I should note that GoogleMaps already has some public transport stops on its base map of Lusaka. In some rare cases (such as on Great East Road), the stops are accurately placed, named, and comprehensive for the routes that use them. The vast majority of stops are not indicated, those that are indicated are often unnamed or misnamed, and no stop is linked to route information that would indicate where someone could possibly travel from that point.
Using the map
Unfortunately, on its own this map does not suffice as a riders’ guide for the uninitiated. As presented, this map takes for granted that someone viewing it is comfortable with the logic of a decentralized network that is micro-managed by independent operators. This logic has direct implications on the seemingly erratic fare structure, vehicle speed and routing (including deviations decided en route), and the pattern of vehicles sitting immobile and mostly empty at some stops, before then blowing through other stops with a full load of passengers.

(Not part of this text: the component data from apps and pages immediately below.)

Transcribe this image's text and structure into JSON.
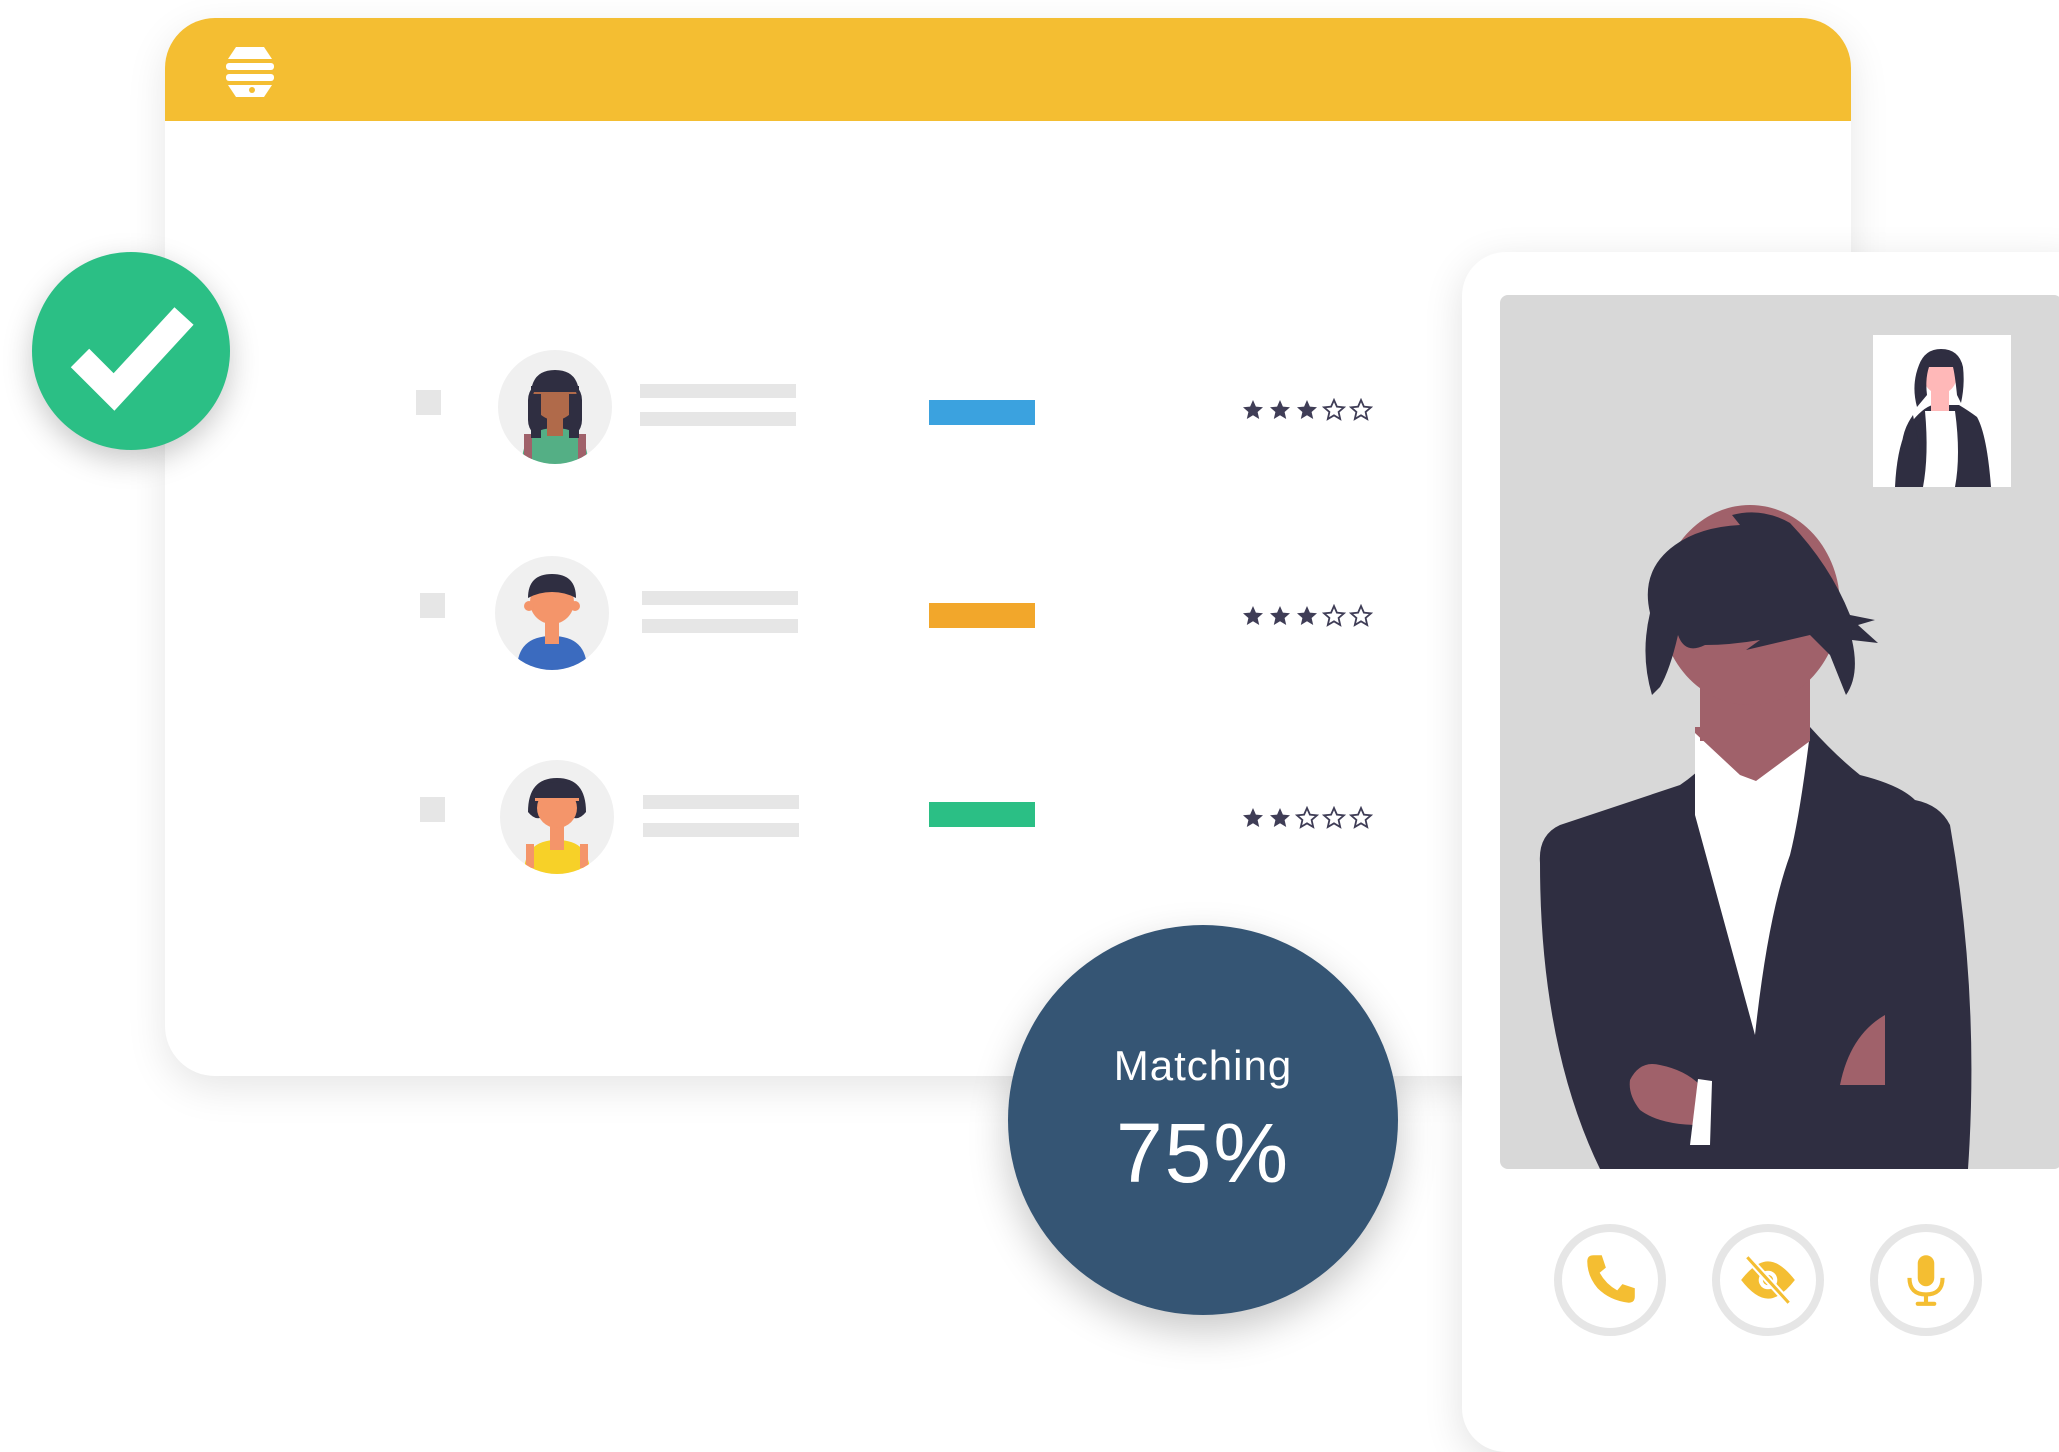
{
  "colors": {
    "brand_yellow": "#F4BE32",
    "success_green": "#2BBF85",
    "navy": "#355574",
    "bar_blue": "#3BA2DF",
    "bar_orange": "#F2A72B",
    "bar_green": "#2BBF85",
    "star_dark": "#3F3D56"
  },
  "app": {
    "logo_icon": "hive-logo-icon",
    "verified_icon": "checkmark-icon"
  },
  "candidates": [
    {
      "avatar": "woman-braids-avatar",
      "status_color": "#3BA2DF",
      "rating": 3,
      "rating_max": 5
    },
    {
      "avatar": "man-avatar",
      "status_color": "#F2A72B",
      "rating": 3,
      "rating_max": 5
    },
    {
      "avatar": "woman-bob-avatar",
      "status_color": "#2BBF85",
      "rating": 2,
      "rating_max": 5
    }
  ],
  "match": {
    "label": "Matching",
    "value": "75%",
    "percent": 75
  },
  "video_call": {
    "controls": [
      "phone-icon",
      "camera-off-icon",
      "microphone-icon"
    ]
  }
}
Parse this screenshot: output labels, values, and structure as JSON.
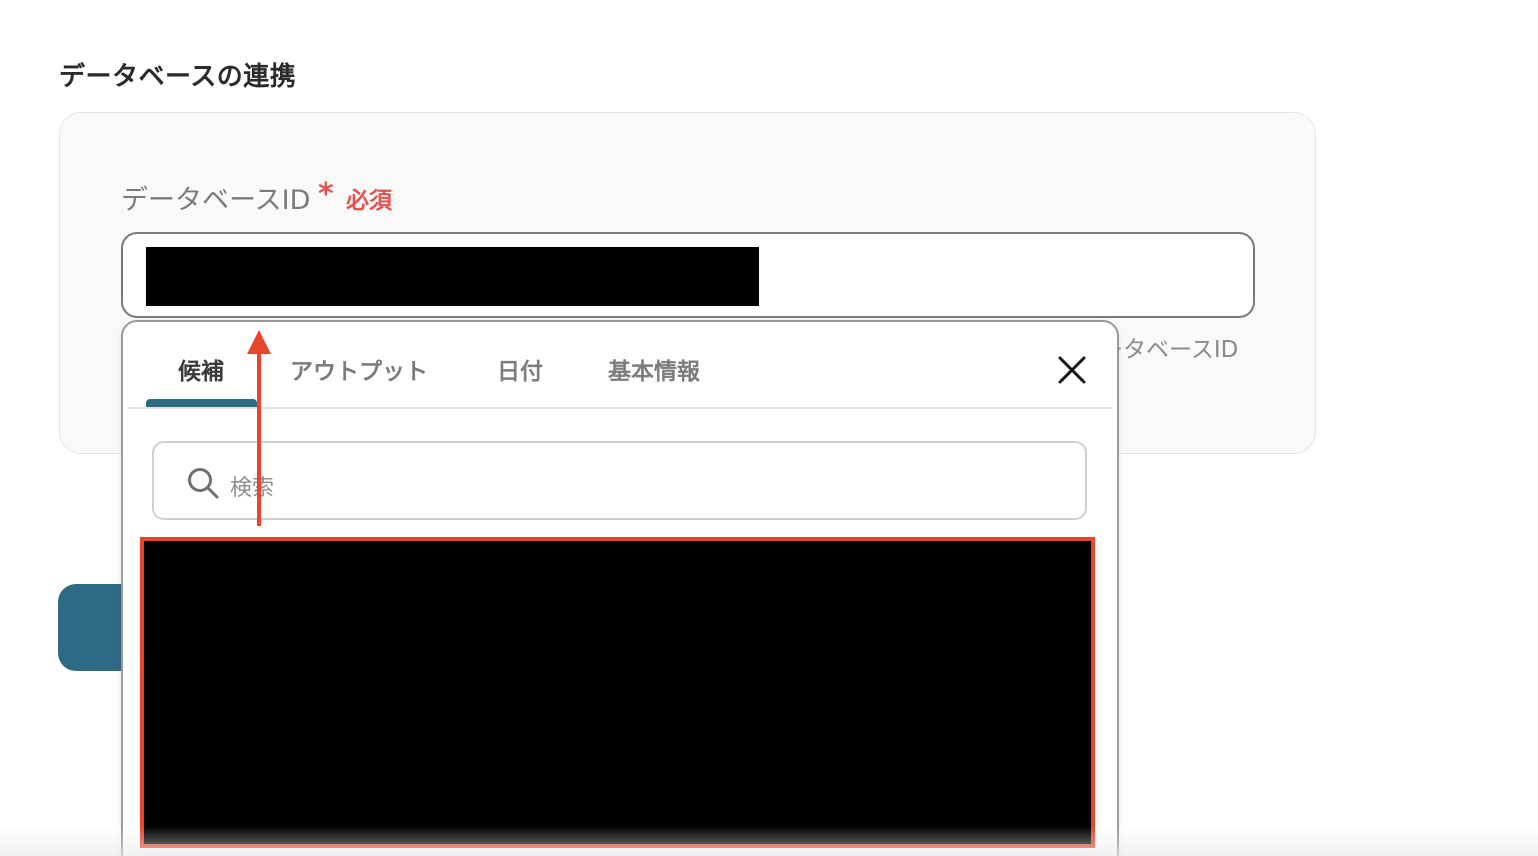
{
  "section": {
    "title": "データベースの連携"
  },
  "field": {
    "label": "データベースID",
    "required_mark": "*",
    "required_text": "必須",
    "value": "",
    "hint_partial": "ータベースID"
  },
  "popup": {
    "tabs": [
      {
        "label": "候補",
        "active": true
      },
      {
        "label": "アウトプット",
        "active": false
      },
      {
        "label": "日付",
        "active": false
      },
      {
        "label": "基本情報",
        "active": false
      }
    ],
    "close_icon": "close-icon",
    "search": {
      "placeholder": "検索",
      "icon": "search-icon"
    }
  },
  "colors": {
    "accent": "#2f6a85",
    "required": "#e0564f",
    "annotation": "#e7462d"
  }
}
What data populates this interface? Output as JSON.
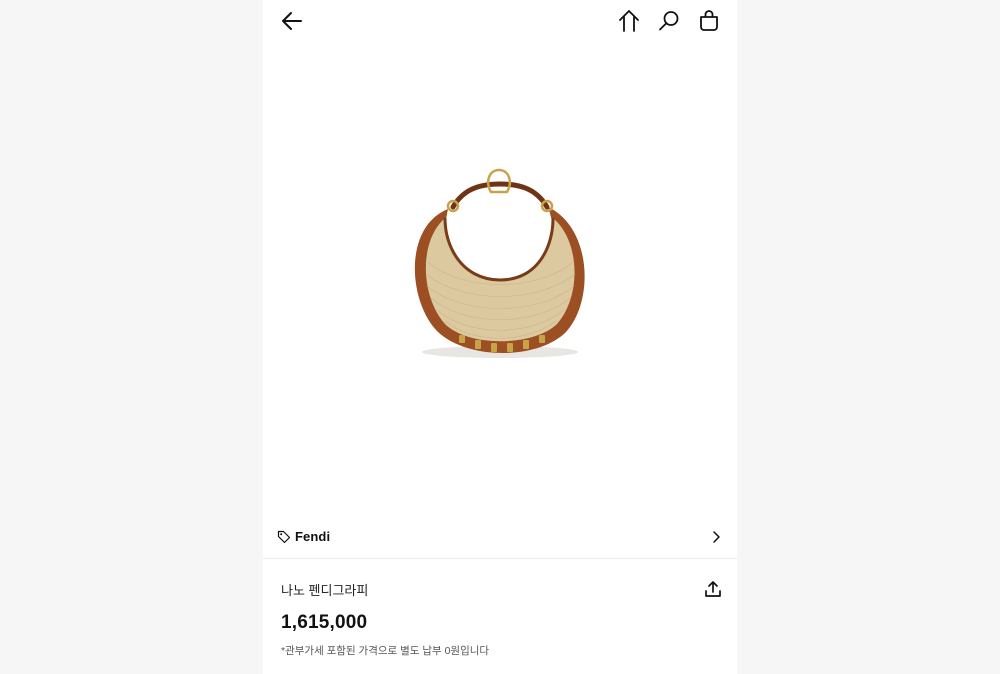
{
  "header": {
    "icons": [
      "arrow-left-icon",
      "home-icon",
      "search-icon",
      "shopping-bag-icon"
    ]
  },
  "product": {
    "image_alt": "Fendi nano Fendigraphy straw hobo bag",
    "brand": "Fendi",
    "name": "나노 펜디그라피",
    "price": "1,615,000",
    "tax_note": "*관부가세 포함된 가격으로 별도 납부 0원입니다"
  },
  "colors": {
    "page_background": "#f6f6f6",
    "panel_background": "#ffffff",
    "text_primary": "#111111",
    "straw": "#dcc9a0",
    "leather": "#9b4f22",
    "gold": "#c9a24a"
  }
}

Regular riders in Lusaka – or in cities with similar systems – are so accustomed with the above logic that my writing it down would be completely uninteresting to them. By contrast, those unfamiliar with this logic would be overwhelmed by the amount of explanation required to make it explicit. I am willing to pursue the exercise of developing this type of explanation (or finding one and linking to it) if there are requests from readers for it. Otherwise I shall continue to focus on building and modifying the map according to the information that I know but have yet to add, and the feedback that I receive.